"Who knew standing up for something right and true would bring me so much attention?" Ellis says.
As you'll see elsewhere in this issue, the Hill District resident received a cease-and-desist letter from Isle of Capri, one of three companies competing for a state license to build a Pittsburgh slots parlor. The letter accuses Ellis of a "deliberate campaign to defame" the company, and threatens to "immediately commence legal action" if she doesn't pipe down.
I won't comment on the merits of Isle of Capri's legal claim, which was prompted by a false, but hardly incendiary, statement Ellis made in a letter to city council. But I will say this: Spreading misinformation and engaging in misdirected political activity -- even assuming that's what Ellis did -- happens every election year. It's a Constitutional right enjoyed by all Americans. Or at least all Americans who disagree with me.
Ellis' position on "Pittsburgh First," the booster group supporting Isle of Capri, is summed up by the signs she totes to community forums: "Pittsburgh First Means Hill District Last." No doubt that hurts people's feelings. IoC won hearts by promising to build the Penguins a new arena if it wins the license. That casino/arena complex, it pledges, will be part of a $1 billion development in the long-suffering Lower Hill.
Ellis is unconvinced. "It doesn't matter if there's a billion dollars in construction," she says. "Development is secondary to preventing a disaster."
Of the three casino bidders, only Isle of Capri's facility would be built in a residential area. If its proposal succeeds, Ellis worries, the Hill District will see firsthand the social ills that gambling can cause: increased crime and desperation, problem drinking, and so on. Few other neighborhoods, critics say, would volunteer -- or be asked -- to live next to a casino.

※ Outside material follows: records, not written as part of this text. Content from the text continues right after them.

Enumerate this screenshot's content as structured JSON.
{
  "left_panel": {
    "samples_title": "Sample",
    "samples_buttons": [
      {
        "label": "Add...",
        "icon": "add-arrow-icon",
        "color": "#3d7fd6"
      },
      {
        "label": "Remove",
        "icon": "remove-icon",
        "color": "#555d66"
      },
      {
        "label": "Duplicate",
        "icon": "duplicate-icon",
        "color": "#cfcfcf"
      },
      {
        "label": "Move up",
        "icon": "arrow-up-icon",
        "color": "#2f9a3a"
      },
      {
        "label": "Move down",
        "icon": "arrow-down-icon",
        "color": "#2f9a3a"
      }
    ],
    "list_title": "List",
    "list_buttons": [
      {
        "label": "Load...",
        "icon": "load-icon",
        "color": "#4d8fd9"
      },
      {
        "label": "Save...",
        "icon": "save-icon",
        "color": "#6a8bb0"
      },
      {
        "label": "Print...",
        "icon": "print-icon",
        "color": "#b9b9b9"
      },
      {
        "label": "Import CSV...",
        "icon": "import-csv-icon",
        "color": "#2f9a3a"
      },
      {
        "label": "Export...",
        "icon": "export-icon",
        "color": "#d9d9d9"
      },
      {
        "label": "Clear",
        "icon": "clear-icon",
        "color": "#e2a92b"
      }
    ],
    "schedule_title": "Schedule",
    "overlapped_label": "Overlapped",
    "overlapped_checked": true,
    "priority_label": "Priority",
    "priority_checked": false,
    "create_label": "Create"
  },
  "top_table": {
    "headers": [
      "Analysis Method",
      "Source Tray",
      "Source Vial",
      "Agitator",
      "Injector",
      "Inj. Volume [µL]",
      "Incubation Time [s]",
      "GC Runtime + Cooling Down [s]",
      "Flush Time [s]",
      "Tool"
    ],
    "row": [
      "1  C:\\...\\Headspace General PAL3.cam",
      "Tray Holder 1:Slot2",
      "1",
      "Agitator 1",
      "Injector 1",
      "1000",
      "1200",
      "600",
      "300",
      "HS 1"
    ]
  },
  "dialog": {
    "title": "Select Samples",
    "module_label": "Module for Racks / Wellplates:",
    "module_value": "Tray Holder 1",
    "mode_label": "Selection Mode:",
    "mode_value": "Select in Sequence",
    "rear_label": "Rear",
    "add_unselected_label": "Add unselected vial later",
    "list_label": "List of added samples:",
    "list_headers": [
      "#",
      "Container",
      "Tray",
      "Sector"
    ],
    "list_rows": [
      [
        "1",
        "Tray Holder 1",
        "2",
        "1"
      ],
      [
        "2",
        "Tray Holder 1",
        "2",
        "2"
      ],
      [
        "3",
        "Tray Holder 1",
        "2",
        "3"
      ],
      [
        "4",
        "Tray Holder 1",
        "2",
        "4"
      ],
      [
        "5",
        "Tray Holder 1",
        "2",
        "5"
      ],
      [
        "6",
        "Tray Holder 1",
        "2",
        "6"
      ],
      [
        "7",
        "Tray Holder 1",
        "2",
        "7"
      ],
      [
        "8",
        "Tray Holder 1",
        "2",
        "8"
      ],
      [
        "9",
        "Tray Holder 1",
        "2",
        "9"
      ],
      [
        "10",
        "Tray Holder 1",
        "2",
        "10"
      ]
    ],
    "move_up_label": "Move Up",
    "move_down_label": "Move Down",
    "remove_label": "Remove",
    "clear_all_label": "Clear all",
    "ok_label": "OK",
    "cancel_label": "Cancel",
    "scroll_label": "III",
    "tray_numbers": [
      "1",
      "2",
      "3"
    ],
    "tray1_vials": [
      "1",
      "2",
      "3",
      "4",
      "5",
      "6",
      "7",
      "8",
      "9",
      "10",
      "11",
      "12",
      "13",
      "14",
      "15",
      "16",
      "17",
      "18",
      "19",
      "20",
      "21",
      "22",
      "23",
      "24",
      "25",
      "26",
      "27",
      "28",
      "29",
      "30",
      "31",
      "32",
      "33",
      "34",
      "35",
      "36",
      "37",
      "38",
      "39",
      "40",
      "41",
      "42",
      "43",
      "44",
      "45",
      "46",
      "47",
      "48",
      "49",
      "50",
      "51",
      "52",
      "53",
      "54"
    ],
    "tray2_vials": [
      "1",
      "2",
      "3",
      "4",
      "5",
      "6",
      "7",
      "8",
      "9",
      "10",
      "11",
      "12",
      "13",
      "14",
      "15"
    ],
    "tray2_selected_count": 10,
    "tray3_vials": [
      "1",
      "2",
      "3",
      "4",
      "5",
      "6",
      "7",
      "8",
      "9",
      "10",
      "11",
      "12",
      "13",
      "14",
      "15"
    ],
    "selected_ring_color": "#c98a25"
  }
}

In fact, the part of Ellis' letter that prompted IoC's threats asserted that a community group had fought the company elsewhere.
Isle of Capri says it was just trying to put a stop to misinformation, but its behavior will raise more doubts than Ellis' letter ever could have. Even Harrah's, the gambling Goliath for whom many people assume "the fix is in," doesn't act this heavy-handedly. Which is lucky for all those people who contend that "the fix is in."
It's also lucky for those who are criticizing Ellis. Some have contended she's part of a sabotage effort engineered by Isle of Capri's rivals. ("I've been asked point-blank if I'm being paid by someone else," says Ellis. "Frankly, I'd appreciate getting paid, because this is a thankless job.") Others say critics like her are wasting everyone's time. The Isle of Capri proposal has been a matter of public record since last December, after all, and the state is slated to award the license in just three weeks.
Those objections are, of course, mutually exclusive. Harrah's certainly wouldn't have waited until the 11th hour to torpedo a rival: Casinos don't profit by leaving things to chance. (Neither do their customers, generally.)
The second criticism has more merit. Hill District critics have been slow to speak up. The Penguins announced plans to build an Uptown slots casino in July 2004; drawings of the proposal were unveiled in December 2005. Yet it wasn't until Nov. 20 that Hill District church leaders held a press conference denouncing the plan. Ellis, meanwhile, went to Harrisburg with an armload of petitions opposing it last week -- half a year after the deadline for written public comments.
Ellis says she has "a negative reaction to those who criticize people on the Hill -- who have to work two jobs for our families -- for not being up on this." Fair enough. But if Isle of Capri succeeds, it will be partly because its opponents didn't have the lawyers and resources a casino can draw on.
So if critics are less than completely informed, the company shouldn't issue threats. It should thank God instead.